Plywood – Nominal vs. Actual Thickness

My long-time former wife was a R.N. (Registered Nurse) for decades. In medicine, measures are exact – a cc is a cc. Patients do not receive about a dose of something and a pulse of 60 bpm (beats per minute) is not actually 45.

Explaining lumber sizes to her was quite a fete. She really wanted a 2×4 to be two inches by four inches, and when a 2×8 was only 7-1/4 inches deep, rather than 7-1/2” (or eight), she was highly displeased.

Luckily, she and I never got into a debate about how thick plywood sheathing is!

There are several variations available when it comes to plywood thickness, and this can have an effect on your project. Plywood thickness ranges from 1/8 inch up to 1 ¼ inches. However, bear in mind these numbers do not actually represent actual plywood thickness.

Plywood is made by peeling thin sheets of wood from a log, then gluing them together in layers with their grains perpendicular to one another. This cross-grain construction gives plywood its strength and durability. After veneers have been peeled, they are sorted by size and quality. These veneers are then clipped into uniform widths and laid out in a sequence to form a panel.

Next veneers are glued together using a hot press. Glue used can vary depending upon plywood’s intended use. For example, exterior use requires a waterproof glue, while interior plywood can use a less expensive non-waterproof glue. Hot press applies heat and pressure to veneers, bonding them together into a solid panel.

Once bonded, plywood is trimmed to its final size and sanded to remove any rough spots. Final step is to grade based upon appearance and quality. Grades range from A (highest) to D (lowest).

When plywood is sanded, during manufacturing, it can remove up to 1/32 inch of material. So, for example, a plywood sheet with a thickness of 3/8 inch really has a thickness of 11/32 inch.
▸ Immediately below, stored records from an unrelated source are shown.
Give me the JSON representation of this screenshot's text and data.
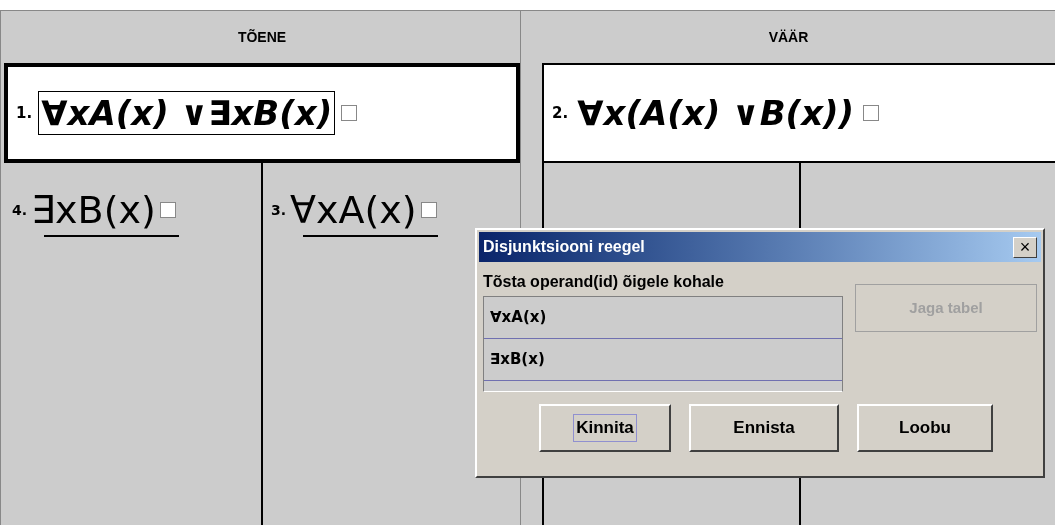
{
  "columns": [
    {
      "header": "TÕENE",
      "root": {
        "number": "1.",
        "formula": "∀xA(x) ∨∃xB(x)",
        "selected": true,
        "checked": false
      },
      "split": true,
      "branches": [
        {
          "number": "4.",
          "formula": "∃xB(x)",
          "checked": false
        },
        {
          "number": "3.",
          "formula": "∀xA(x)",
          "checked": false
        }
      ]
    },
    {
      "header": "VÄÄR",
      "root": {
        "number": "2.",
        "formula": "∀x(A(x) ∨B(x))",
        "selected": false,
        "checked": false
      },
      "split": true
    }
  ],
  "dialog": {
    "title": "Disjunktsiooni reegel",
    "close": "×",
    "label": "Tõsta operand(id) õigele kohale",
    "operands": [
      "∀xA(x)",
      "∃xB(x)"
    ],
    "side_button": {
      "label": "Jaga tabel",
      "disabled": true
    },
    "buttons": [
      {
        "label": "Kinnita",
        "focused": true
      },
      {
        "label": "Ennista",
        "focused": false
      },
      {
        "label": "Loobu",
        "focused": false
      }
    ]
  }
}
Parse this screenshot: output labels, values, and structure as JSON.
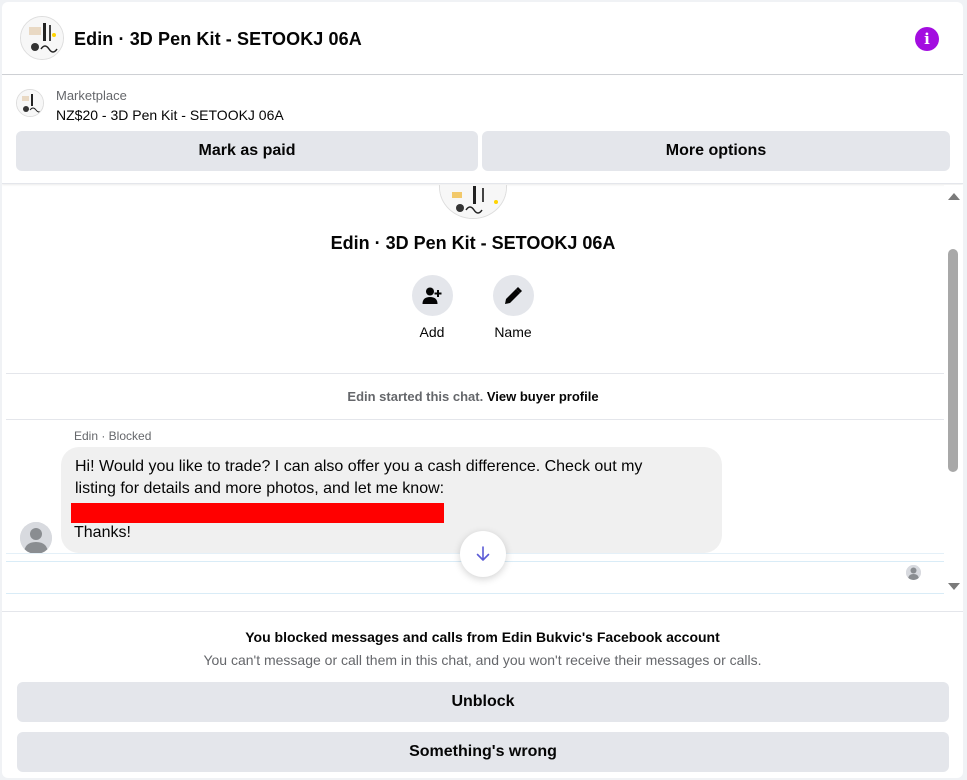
{
  "header": {
    "title": "Edin · 3D Pen Kit - SETOOKJ 06A",
    "info_icon": "info-icon",
    "info_symbol": "i",
    "accent": "#a30de0"
  },
  "marketplace": {
    "label": "Marketplace",
    "item": "NZ$20 - 3D Pen Kit - SETOOKJ 06A",
    "mark_paid": "Mark as paid",
    "more_options": "More options"
  },
  "conversation": {
    "title": "Edin · 3D Pen Kit - SETOOKJ 06A",
    "actions": [
      {
        "label": "Add",
        "icon": "add-person-icon"
      },
      {
        "label": "Name",
        "icon": "pencil-icon"
      }
    ],
    "started_text": "Edin started this chat.",
    "view_profile": "View buyer profile",
    "sender": "Edin · Blocked",
    "message_line1": "Hi! Would you like to trade? I can also offer you a cash difference. Check out my",
    "message_line2": "listing for details and more photos, and let me know:",
    "message_redacted": true,
    "message_thanks": "Thanks!",
    "scroll_down_icon": "arrow-down-icon"
  },
  "footer": {
    "blocked_title": "You blocked messages and calls from Edin Bukvic's Facebook account",
    "blocked_sub": "You can't message or call them in this chat, and you won't receive their messages or calls.",
    "unblock": "Unblock",
    "something_wrong": "Something's wrong"
  }
}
Standard thicknesses for plywood panels are 1 ¼, 1 1/8, ¾, 5/8, ½, 3/8, ¼, and 1/8 inches. This makes corresponding actual thicknesses of 1 ¼, 1 1/8, 23/32, 19/32, 15/32, 11/32, 1/4, and ⅛, respectively. This takes into account sanding effects throughout plywood manufacturing processes.